“Turnover is plummeting, morale is in the gutter: The Corona crisis is hitting printing companies and online print with full force. If the slump in sales continues on this scale, things will be tight for many companies. For almost half of the companies, liquidity reserves will only last until June. What then?” – Bernd Zipper.
Heidelberg presents the Print Media Industry Climate Report
Based on the above figures, initial estimates can be made as they are largely congruent. With the Print Media Industry Climate Report, Heidelberg now offers a map that is updated weekly and shows the development of print volumes for the global packaging and label markets and commercial printing. As Heidelberg distinguishes between the packaging and commercial printing segments, the figures, which previously tended to be generalized, are now more precise.
The interactive map on the Heidelberg homepage allows a closer look at individual countries and a comparison of the figures. This report is based on around 5,000 offset presses of all format classes that are connected to the Heidelberg cloud and send data records and machine logs on a daily basis. This data pool, which is actually used for service calls and benchmarks, also makes the capacity utilization of the companies transparent and now allows an assessment of the current situation.
Current data for around 50 countries are thus determined and displayed on a world map. The colors shown on the country map are indicators of where current production in printing companies is in comparison to the previous year. The scale ranges from 1.0 (serious effects of COVID-19 on production) to 8.0 (production above last year’s level), with 7.0 representing production at last year’s level.
The main findings of the report
- During the corona pandemic, print production in China fell by up to 80% compared to normal volumes but recovered as the infection curve fell and is now back to last year’s levels in both the commercial and the packaging/label segments.
- The packaging and label segment appears stable in the corona period, mainly due to the increasing demand for food and pharmaceutical packaging. Nevertheless, local supply problems, such as the discontinuation of paper production in India in some regions, are having a negative impact on this segment.
For the countries in the D/A/CH region (Germany, Austria, Switzerland), the packaging printing segment also shows a uniform value of 7.0. This means that packaging printers are operating at approximately the same level as in the previous year.
- In commercial printing, print production was stable until mid-March 2020 or exceeded the level of previous years. With the outbreak of the corona pandemic and the lockdown in the individual countries, the print volume worldwide, especially in the commercial market, has decreased significantly.
Germany, Austria and Switzerland were hard hit. For all three countries, the Heidelberg Report shows only 40% of the normal production level.
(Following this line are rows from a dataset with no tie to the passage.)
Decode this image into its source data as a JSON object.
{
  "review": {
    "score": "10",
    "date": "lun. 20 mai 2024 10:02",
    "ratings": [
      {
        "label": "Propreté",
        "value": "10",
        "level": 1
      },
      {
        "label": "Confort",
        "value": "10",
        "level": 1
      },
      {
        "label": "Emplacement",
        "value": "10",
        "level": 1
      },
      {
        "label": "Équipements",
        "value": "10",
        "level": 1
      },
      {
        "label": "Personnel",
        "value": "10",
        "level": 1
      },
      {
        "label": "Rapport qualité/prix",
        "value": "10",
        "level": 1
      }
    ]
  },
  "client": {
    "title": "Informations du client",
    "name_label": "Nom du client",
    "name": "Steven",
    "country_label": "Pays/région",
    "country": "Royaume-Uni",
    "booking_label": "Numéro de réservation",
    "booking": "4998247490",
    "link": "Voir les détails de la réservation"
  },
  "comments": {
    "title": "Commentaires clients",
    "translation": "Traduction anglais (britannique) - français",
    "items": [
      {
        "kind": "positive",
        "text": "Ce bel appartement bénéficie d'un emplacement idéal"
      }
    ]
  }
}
The score value for Germany is given as 1.8, as some companies are registering a complete shutdown. At 2.1 (Austria) and 2.2 (Switzerland), the situation is not much better for its neighbors. Weekly updates can be found here.